EXERCISE -
Write down nothing except how many lines in the entries contain "text".
>>
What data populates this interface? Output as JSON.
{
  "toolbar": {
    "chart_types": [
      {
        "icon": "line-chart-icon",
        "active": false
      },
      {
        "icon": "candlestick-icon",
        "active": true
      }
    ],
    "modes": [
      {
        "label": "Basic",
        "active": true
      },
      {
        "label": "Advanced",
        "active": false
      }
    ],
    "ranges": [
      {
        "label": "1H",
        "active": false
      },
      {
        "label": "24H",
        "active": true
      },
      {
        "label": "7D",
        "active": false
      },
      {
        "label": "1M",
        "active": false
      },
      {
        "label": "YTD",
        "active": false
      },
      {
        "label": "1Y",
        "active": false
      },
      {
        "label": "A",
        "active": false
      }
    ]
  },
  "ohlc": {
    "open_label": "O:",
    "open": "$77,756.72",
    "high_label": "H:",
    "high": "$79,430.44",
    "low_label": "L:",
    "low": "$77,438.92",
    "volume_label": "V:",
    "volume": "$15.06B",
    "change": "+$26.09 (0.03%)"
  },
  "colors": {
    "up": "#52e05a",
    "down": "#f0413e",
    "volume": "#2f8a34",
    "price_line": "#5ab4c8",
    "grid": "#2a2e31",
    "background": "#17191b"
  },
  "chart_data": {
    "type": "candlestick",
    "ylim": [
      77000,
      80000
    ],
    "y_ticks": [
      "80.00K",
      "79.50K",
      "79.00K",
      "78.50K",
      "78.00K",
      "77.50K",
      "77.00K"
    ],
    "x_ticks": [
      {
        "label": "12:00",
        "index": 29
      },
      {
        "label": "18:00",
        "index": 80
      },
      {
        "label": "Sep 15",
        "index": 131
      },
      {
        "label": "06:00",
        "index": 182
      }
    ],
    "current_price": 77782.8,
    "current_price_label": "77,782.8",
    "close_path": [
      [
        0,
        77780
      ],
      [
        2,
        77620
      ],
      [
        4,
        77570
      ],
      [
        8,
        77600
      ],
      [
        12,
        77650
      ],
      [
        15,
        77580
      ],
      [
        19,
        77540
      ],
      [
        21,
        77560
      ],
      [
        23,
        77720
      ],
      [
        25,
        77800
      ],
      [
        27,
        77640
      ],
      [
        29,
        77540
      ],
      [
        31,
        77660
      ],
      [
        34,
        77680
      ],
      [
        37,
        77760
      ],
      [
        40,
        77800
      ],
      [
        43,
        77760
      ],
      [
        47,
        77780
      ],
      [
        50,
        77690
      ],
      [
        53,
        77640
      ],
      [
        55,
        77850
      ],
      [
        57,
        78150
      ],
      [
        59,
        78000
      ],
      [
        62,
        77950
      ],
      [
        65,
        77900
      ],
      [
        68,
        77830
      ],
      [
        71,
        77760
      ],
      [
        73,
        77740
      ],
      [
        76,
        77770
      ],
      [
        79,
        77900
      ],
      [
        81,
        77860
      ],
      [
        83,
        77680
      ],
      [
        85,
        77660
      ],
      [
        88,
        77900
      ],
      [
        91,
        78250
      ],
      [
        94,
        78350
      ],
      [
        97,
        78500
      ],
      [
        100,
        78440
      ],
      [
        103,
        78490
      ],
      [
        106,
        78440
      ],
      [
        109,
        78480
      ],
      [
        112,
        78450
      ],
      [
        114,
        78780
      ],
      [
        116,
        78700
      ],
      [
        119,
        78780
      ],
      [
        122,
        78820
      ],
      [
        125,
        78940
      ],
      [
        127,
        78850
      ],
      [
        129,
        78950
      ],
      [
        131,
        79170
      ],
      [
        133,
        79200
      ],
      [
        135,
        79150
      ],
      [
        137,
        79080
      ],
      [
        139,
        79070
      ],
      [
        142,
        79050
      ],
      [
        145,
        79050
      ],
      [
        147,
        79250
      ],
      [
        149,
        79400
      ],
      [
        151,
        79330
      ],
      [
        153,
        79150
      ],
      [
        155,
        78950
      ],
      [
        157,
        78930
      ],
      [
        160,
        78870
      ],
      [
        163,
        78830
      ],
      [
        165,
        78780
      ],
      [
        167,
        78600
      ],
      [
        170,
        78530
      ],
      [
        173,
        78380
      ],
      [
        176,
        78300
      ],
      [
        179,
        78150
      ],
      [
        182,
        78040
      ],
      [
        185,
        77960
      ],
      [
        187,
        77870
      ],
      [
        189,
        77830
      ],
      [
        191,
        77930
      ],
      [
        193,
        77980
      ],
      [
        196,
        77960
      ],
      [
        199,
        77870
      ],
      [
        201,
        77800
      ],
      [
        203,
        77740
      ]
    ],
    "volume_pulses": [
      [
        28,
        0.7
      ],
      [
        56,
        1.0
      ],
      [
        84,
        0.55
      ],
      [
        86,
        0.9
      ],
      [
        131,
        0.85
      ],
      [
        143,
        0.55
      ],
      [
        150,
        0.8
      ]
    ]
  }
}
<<
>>
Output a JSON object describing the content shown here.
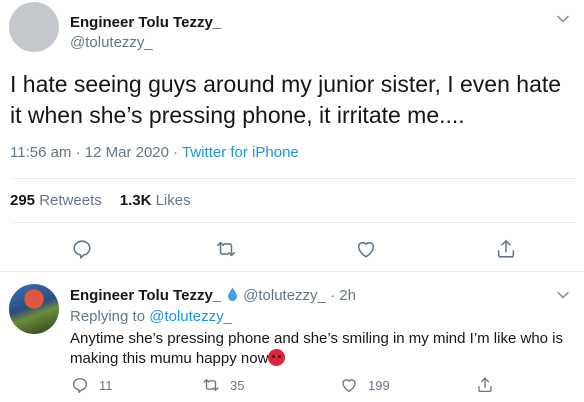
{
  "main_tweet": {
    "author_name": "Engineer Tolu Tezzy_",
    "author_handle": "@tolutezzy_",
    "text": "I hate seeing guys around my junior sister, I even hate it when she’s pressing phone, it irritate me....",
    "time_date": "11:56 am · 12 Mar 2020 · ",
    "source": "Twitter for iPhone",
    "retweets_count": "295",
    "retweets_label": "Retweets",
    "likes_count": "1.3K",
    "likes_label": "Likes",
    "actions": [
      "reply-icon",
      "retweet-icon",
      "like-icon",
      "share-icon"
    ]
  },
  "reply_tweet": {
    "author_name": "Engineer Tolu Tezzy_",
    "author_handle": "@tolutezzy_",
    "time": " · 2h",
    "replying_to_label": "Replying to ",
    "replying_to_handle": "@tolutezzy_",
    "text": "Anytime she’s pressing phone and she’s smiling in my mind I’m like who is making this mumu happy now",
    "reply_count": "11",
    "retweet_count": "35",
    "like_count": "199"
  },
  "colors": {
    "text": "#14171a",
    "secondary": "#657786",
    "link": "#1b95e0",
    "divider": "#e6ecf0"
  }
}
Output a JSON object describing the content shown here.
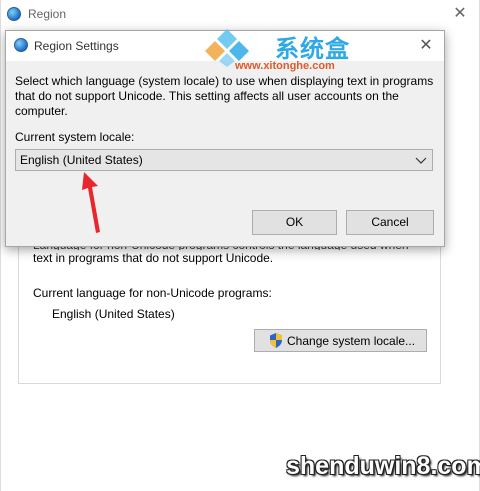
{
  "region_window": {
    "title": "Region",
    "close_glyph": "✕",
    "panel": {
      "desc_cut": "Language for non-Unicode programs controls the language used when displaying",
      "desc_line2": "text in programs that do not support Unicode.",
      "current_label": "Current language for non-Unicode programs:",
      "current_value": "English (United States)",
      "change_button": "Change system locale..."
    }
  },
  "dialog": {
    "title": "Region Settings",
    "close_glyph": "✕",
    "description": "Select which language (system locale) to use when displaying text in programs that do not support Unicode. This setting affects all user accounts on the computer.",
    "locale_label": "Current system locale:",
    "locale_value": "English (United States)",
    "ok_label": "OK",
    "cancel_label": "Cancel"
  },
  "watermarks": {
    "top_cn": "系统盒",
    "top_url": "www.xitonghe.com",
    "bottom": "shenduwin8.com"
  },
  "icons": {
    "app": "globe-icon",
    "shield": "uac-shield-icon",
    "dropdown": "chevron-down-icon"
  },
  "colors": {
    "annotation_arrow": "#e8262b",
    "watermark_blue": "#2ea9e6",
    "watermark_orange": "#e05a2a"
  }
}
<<
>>
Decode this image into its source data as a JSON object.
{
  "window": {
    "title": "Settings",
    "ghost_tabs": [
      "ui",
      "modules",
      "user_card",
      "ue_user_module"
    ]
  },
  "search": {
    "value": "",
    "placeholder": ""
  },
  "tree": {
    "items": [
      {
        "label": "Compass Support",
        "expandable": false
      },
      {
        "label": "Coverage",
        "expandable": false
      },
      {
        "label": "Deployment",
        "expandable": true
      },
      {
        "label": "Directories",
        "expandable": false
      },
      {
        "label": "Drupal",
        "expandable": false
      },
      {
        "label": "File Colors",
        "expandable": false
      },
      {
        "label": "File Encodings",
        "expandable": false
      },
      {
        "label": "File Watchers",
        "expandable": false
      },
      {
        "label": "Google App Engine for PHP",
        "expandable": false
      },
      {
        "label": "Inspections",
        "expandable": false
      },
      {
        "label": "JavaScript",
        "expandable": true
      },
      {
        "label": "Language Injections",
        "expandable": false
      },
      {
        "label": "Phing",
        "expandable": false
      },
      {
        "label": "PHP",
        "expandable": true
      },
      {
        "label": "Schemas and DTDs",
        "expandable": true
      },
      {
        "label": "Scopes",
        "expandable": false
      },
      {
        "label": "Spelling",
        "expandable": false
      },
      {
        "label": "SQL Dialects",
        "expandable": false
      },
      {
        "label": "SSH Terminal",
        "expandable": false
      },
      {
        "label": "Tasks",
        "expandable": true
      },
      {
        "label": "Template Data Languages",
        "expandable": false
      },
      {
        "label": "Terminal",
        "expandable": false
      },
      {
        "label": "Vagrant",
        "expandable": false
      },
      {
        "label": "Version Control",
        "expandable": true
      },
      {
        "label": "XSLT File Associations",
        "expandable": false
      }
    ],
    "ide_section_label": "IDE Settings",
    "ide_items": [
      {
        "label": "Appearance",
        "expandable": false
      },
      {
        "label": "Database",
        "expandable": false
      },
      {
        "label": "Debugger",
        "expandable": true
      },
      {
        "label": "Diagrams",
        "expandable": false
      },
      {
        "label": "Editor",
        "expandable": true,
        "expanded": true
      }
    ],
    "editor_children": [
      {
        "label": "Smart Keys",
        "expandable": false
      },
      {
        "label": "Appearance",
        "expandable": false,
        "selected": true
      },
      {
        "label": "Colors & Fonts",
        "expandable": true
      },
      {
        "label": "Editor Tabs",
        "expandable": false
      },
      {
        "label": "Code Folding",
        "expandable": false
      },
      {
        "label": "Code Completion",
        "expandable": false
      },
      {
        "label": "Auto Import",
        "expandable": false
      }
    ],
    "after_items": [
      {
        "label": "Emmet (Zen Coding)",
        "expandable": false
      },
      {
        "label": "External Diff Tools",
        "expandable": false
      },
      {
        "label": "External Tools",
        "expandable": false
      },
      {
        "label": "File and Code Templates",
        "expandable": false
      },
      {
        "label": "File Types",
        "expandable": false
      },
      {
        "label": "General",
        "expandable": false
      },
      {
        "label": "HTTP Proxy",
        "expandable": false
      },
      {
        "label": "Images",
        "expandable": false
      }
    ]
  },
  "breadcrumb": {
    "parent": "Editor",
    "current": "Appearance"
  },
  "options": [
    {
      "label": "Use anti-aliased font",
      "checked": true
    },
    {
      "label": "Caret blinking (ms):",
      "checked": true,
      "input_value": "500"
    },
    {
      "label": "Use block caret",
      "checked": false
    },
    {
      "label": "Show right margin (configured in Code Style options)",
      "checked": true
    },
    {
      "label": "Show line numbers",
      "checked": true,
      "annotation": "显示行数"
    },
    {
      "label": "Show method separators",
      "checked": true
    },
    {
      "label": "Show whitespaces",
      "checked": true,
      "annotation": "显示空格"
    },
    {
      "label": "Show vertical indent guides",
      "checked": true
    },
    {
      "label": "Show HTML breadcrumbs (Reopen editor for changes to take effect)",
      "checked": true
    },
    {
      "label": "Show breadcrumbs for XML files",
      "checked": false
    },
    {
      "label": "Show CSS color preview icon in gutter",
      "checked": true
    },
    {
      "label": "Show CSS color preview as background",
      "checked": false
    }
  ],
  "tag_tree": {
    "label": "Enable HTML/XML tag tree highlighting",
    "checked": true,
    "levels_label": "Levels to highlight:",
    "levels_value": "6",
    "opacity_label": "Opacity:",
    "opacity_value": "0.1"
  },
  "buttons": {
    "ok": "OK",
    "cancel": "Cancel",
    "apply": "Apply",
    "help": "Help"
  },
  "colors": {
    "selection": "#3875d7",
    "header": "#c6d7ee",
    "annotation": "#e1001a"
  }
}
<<
FINISHED TASK -
5